Perenialle Plants is a mail-order nursery for tough plants, but you can also drop in. Don't miss the chance if you are in the Canowindra area. As well as the plants, there's an inspiring garden and lovely little shop full of artisan-made house and garden desirables.

Interview and photos: Robin Powell via The Garden Clinic Magazine

Why Canowindra?

I came here to study straight out of school and loved it. I went back to Sydney to study horticulture at Sydney Uni, but returned to Canowindra. There is a great community here and the landscape is beautiful. And did you know that the word Canowindra is derived from the word that means ‘home’ in the local Aboriginal Wiradjuri language? It means home to me too.

What is your plant focus?

Living and gardening in Canowindra I needed plants that were drought-tolerant and frost-hardy. Most of the plants in my catalogue are from southern Africa, the Mediterranean and New Zealand. But I also look for suitable tough plants from the Middle East, the Americas, and here at home.

Where are most of your customers gardening?
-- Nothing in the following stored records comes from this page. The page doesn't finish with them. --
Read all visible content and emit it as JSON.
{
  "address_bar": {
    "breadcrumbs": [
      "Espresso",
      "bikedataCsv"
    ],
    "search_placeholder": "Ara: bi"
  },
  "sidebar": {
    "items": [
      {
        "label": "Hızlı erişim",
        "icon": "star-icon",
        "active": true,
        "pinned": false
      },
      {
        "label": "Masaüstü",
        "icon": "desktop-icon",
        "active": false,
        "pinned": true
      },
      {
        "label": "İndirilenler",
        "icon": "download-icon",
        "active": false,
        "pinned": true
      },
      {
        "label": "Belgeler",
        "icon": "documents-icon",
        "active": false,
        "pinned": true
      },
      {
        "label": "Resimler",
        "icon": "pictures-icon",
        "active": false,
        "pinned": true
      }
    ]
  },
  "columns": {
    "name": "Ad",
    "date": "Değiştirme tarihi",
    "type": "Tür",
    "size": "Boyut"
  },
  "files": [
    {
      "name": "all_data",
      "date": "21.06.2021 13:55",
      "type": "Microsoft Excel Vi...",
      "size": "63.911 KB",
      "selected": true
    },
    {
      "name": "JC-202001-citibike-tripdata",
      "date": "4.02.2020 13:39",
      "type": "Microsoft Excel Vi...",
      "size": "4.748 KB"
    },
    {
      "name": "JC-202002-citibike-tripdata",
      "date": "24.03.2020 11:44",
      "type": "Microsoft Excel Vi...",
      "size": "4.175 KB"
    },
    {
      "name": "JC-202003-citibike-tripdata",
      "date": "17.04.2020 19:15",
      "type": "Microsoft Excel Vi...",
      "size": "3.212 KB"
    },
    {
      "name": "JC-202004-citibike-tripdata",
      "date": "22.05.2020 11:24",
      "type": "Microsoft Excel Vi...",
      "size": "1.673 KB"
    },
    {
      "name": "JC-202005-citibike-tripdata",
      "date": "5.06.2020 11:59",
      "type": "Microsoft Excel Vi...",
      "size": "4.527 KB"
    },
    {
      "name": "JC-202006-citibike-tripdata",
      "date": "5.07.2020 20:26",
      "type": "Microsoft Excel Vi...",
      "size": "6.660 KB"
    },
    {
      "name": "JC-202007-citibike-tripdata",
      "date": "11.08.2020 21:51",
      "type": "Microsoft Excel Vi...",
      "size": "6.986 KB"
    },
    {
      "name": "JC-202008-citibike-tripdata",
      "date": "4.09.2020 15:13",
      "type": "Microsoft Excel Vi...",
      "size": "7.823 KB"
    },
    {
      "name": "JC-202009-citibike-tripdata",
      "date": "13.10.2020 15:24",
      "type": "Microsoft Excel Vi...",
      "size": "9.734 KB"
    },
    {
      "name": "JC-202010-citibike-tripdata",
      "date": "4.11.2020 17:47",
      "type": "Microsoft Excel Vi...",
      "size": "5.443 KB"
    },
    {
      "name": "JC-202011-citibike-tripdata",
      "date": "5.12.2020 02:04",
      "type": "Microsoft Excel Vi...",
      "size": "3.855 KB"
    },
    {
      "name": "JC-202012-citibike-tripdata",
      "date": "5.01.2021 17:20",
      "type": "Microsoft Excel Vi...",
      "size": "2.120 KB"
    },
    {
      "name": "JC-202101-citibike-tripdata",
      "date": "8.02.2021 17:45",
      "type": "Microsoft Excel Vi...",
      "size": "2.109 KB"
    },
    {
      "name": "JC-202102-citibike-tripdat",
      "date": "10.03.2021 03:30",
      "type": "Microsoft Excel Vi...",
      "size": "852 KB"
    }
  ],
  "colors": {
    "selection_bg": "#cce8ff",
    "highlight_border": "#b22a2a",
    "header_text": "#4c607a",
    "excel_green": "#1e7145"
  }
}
They come from all over the country, and from a range of different climates too. I have a client who is gardening on Magnetic Island, for instance, so in the dry tropics off the coast of Townsville where he’s having great success with some of my plants.

You grow your plants outside. What benefits are there in that?

It grows a tougher plant. The curse of modern life is that people buy on appearance. In the supermarket that means that a perfectly good apple with a spot gets tossed. In the same way people go into a nursery and want a plant that is beautiful and lush. The best way to achieve that is to feed it well and protect it from the elements. But when that plant goes out into the real world it finds life very difficult. I find that the plants I grow outside just glow when they get into the garden because they haven’t been coddled. They have been subject to wind, rain, sleet and full sun and learnt to cope.

Is your garden about trying out plants, or making something to please yourself?

It’s actually both. I want to make something beautiful; that utilises all of the colours and textures and shapes and forms in a way that is pleasing. At the same time I want to know that the plants I’m growing I can recommend to other people. So as well as creating a lovely garden, we are selecting for the best-adapted plants for hot and dry situations.

How do you find him?

Browse Chris’ plant list at, say G'day to him at our Fair or drop in and see him at 52 Rodd St, Canowindra, 0427 077 798.

Chris' garden is full of interesting textures and sculpture. 
Pierre de Ronsard roses with salvia. 
Autumn tones of phlomis, sedum, sage and miscanthus.
Perennial salvia will laugh at the summer heat.